The concept of an annual exhibition between the defending world champions and a team of rookies a few months removed from school seems antiquated now, and in hindsight, it was becoming antiquated then.
Southern California running back O.J. Simpson, the first overall draft choice in 1969, had yet to agree to a deal with Buffalo and declined to participate, as did Purdue’s versatile Leroy Keyes. The advent of sophisticated contracts, along with the possibility of incurring an injury, meant the end was near for the summertime ritual. (It was discontinued after 1976.)
Cook, in any case, was No. 3 in the quarterback rotation assembled by All-Stars coach Otto Graham. Notre Dame’s Terry Hanratty was ineffective during the first half, and Kansas’ Bobby Douglass was no better. Enter Cook, from the University of Cincinnati.
On a night that was supposed to dwell on New York quarterback Joe Namath – a training camp holdout, Namath had practiced only 10 days – Cook stole the show. He threw for 241 yards on 12-of-23 accuracy in the second half, throwing TD passes to Stanford’s Gene Washington, USC’s Bob Klein and SMU’s Jerry Levias.

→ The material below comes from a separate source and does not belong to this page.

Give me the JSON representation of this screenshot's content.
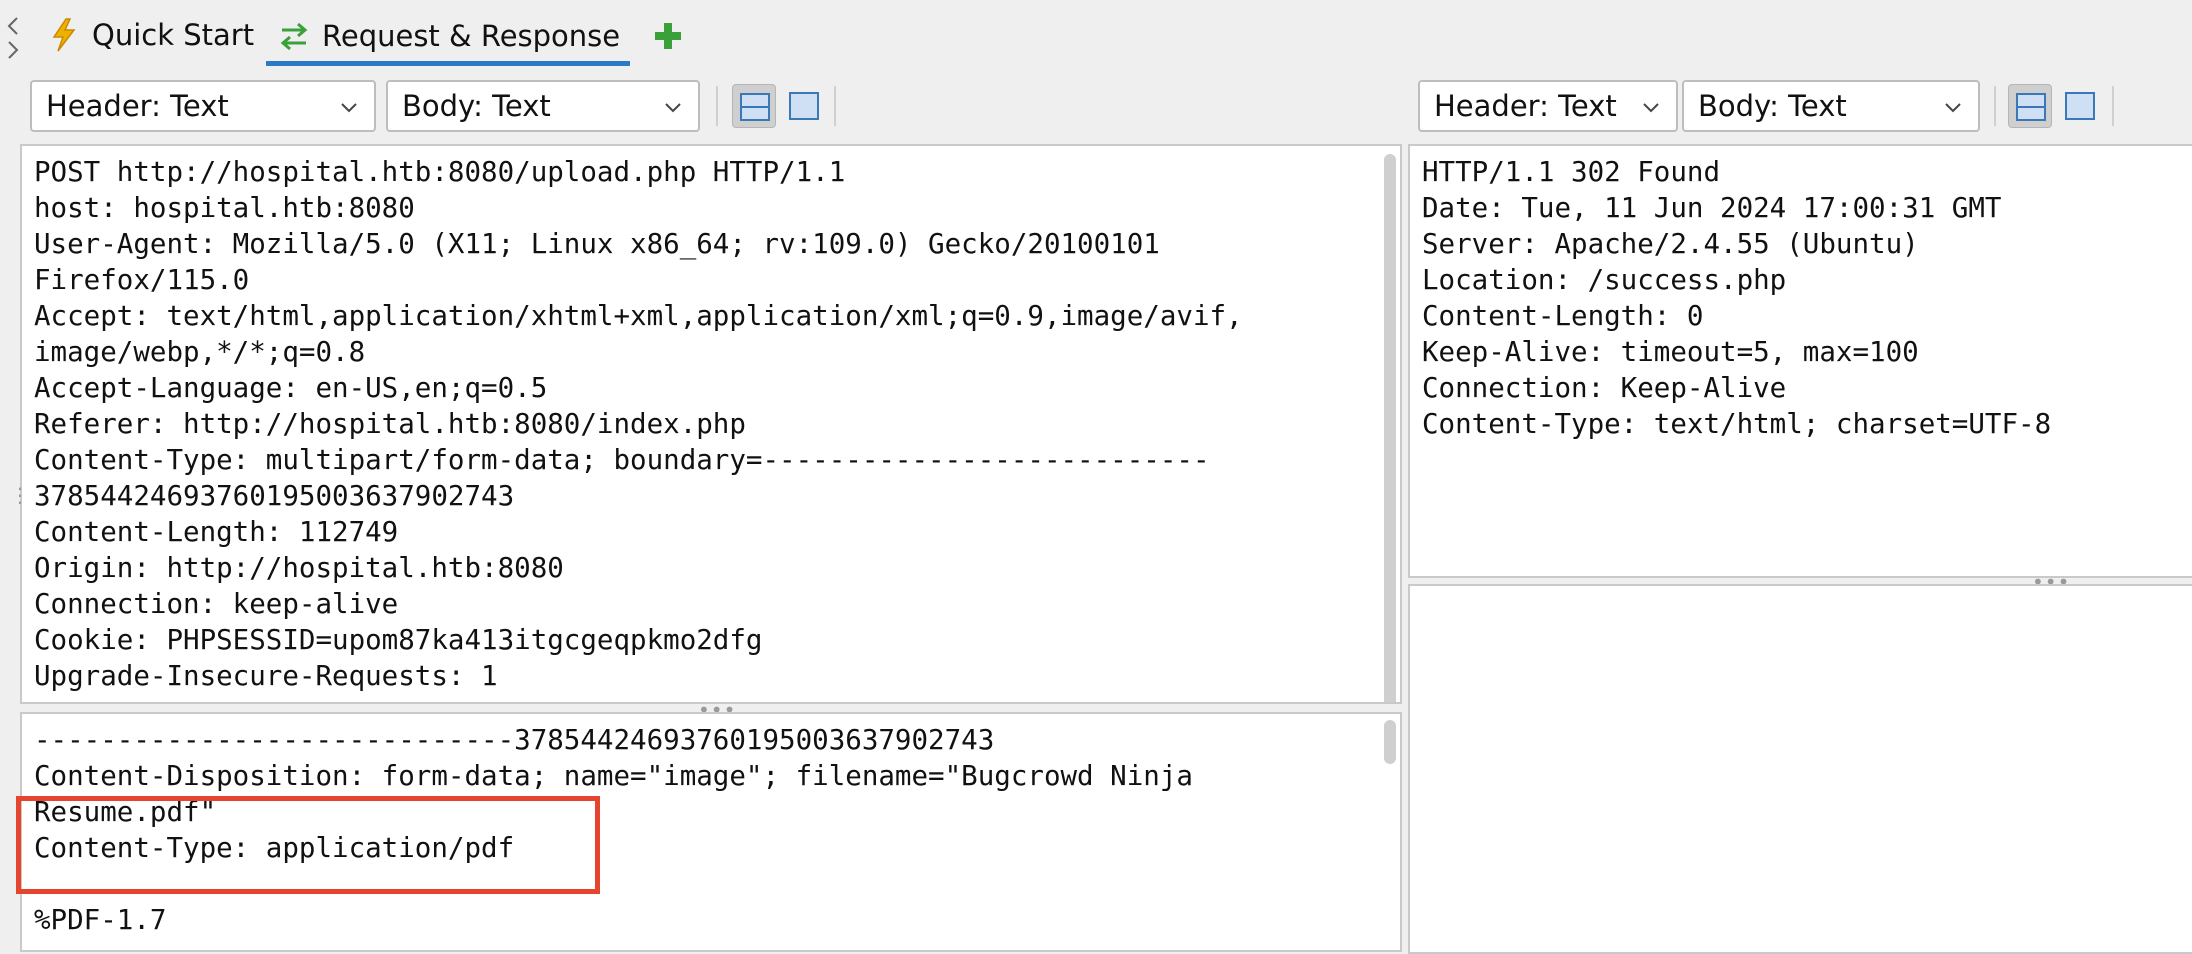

The Jets held on for a 26-24 victory, but the All-Stars made it close enough to require Namath’s presence on the field well into the fourth quarter.
I went to Soldier Field anticipating to be thrilled by the one and only Joe Namath, the living legend. I was thrilled, to be sure, except I was thrilled by Greg Cook.
Walsh, then the receivers coach and de-facto offensive coordinator for the Bengals, also was thrilled. The future Hall of Fame coach had spent a season as an assistant in Oakland, where Al Davis sold him on the virtues of throwing deep.
Cook might’ve been a rookie in 1969, when rookie quarterbacks were neither seen nor heard, but Walsh had a knack for identifying guys who could pass the ball.
So Cook started, then got hurt, and in 1970 Walsh was forced to return to the drawing board with replacement quarterback Virgil Carter, a Kellen Moore-type who made up for his physical flaws with smarts, savvy, and an arm that was accurate on short and medium routes.
Walsh retooled the Bengals playbook, adjusting from Cook’s vertical-strike passes to Carter’s high-percentage passes. The “Cincinnati Offense” created by Walsh would be emulated for years to come, only by another name: The West Coast Offense.
As for Cook, he seemingly eased into retirement with amazing grace, never bemoaning his fate as the superstar quarterback whose superstardom was denied. An art major in college, he continued to paint – some of his works are on the walls of the governor’s mansion in Ohio – and stayed busy as a motivational speaker for labor unions and as a color commentator for Cincinnati Bearcats football broadcasts during the 1980s.
Behind the don’t-cry-for-me faade? Who knows? Pneumonia was determined to be the official cause of his death, but don’t underestimate any man’s long-term struggle with heartbreak.
Greg Cook had every tool a quarterback needs to be enshrined in the Pro Football Hall of Fame at Canton, Ohio, and then, three games into his career, his arm was shot.
The best quarterback you never saw took his last breath in Cincinnati.
He was 65, and 200 miles away from Canton.